With cane sugar getting a bad rap more than ever, the food industry is continually innovating to produce new alternatives. More and more sugar replacements are making their appearance: monk fruit, coconut sugar, rice syrup and mesquite pod powder, to name but a few! Some call themselves ‘sugar alternatives’ or ‘natural sweeteners’. But can you claim they are ‘sugar free’, ‘natural sugar’, ‘natural sweetener’ or ‘non-artificial’ within the parameters of the law? Are these sweeteners even permitted for use in foodstuffs in South Africa?

First, let’s look at a couple of definitions in our regulations:

  • ‘Total sugar’ is defined as the sum of all intrinsic and added sugars.
  • ‘Added sugar’ means any sugar added to foodstuffs during processing, and includes but is not limited to sugar as defined by the Regulations Relating to the Use of Sweeteners in Foodstuffs under the Act, honey, molasses, sucrose with added molasses, coloured sugar, fruit juice concentrate, deflavoured and/or deionised fruit juice and concentrates thereof, high-fructose corn syrup and malt or any other syrup of various origins.
  • ‘Permitted sweeteners’ means any substance listed as a sweetener in the General Standard for Food Additives (GSFA) of the Codex Alimentarius Commission, or a mixture of two or more thereof.

So, to use a product as a sweetener, it must be allowed by the GSFA. Products such as monk fruit have been approved by the US Food & Drug Administration; but as they have not been listed as permitted sweeteners in Codex, they are not acceptable sweetener(s) in South Africa.

However, if a product is nutritive and imparts sweetness to a food product, it is considered an added sugar, e.g. coconut sugar, mesquite pod powder, rice syrup and other syrups and sugars.

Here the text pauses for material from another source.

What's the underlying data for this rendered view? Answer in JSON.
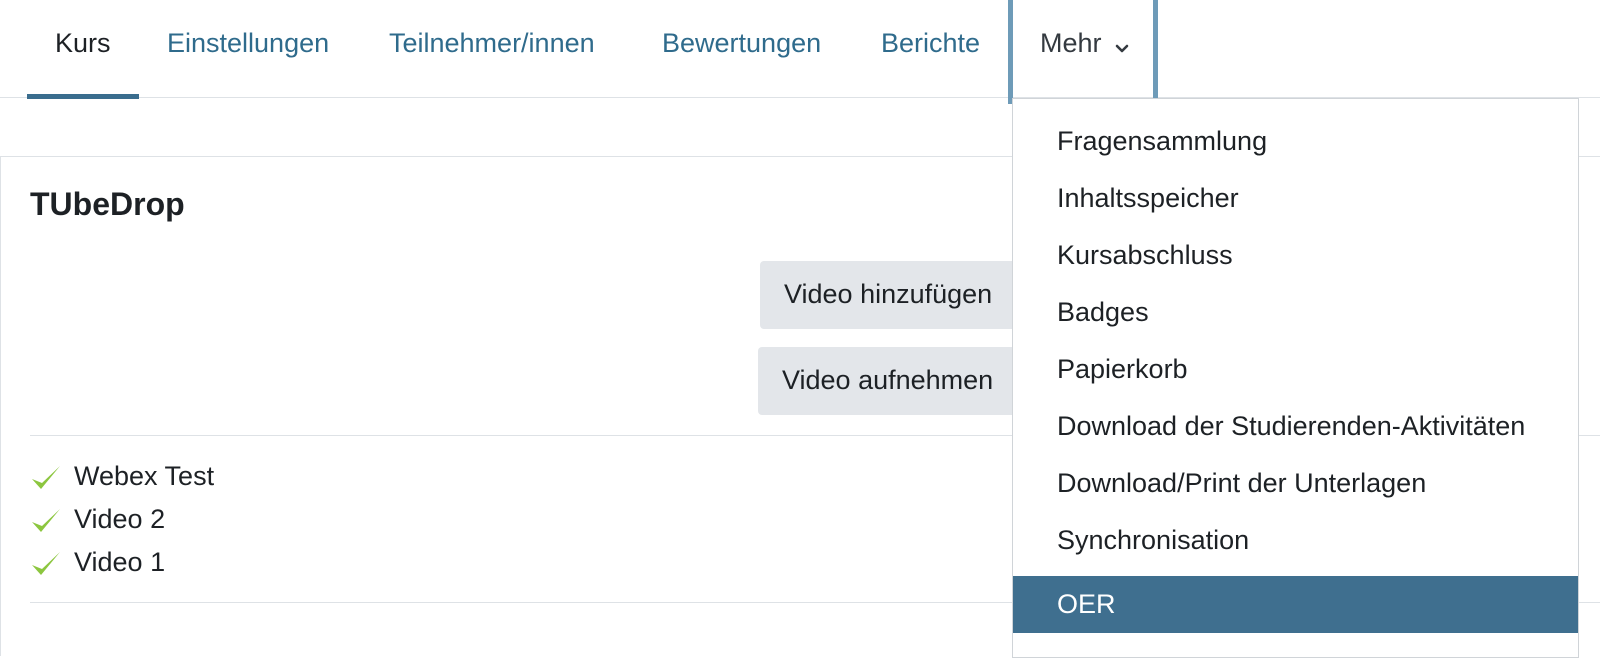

What about making claims?

The ‘sugar free’ claim is only permitted if the product has been tested and proven to contain less than 0.5g total sugar per 100g final product – i.e. added sugar as well as sugars that are naturally present in the ingredients themselves. As a result, these sugar alternatives (or the products that contain them) cannot claim to be ‘sugar free’.

The ‘no added sugar’ claim is not permitted for any product which contains an ingredient that meets the definition of ‘added sugar’, such as coconut sugar, rice syrup or fruit juice concentrate.

‘Natural’ is reserved for products that are “not the work of man or interfered with by man”; therefore, none of the sugars or sweeteners can be called a ‘natural’ sugar or sweetener.

Although you may not label your product a sweetener unless it is listed in Codex as a sweetener, descriptive phrases such as ‘use as an alternative to sugar or honey’, ‘as sweet as sugar’ or ‘sweetens any dish’ are allowed, and may be the way to go when you are marketing your product.

Innovation and regulations don’t always develop in parallel; but FACTS is here to assist you to navigate these murky waters. Contact us for regulatory assistance and training.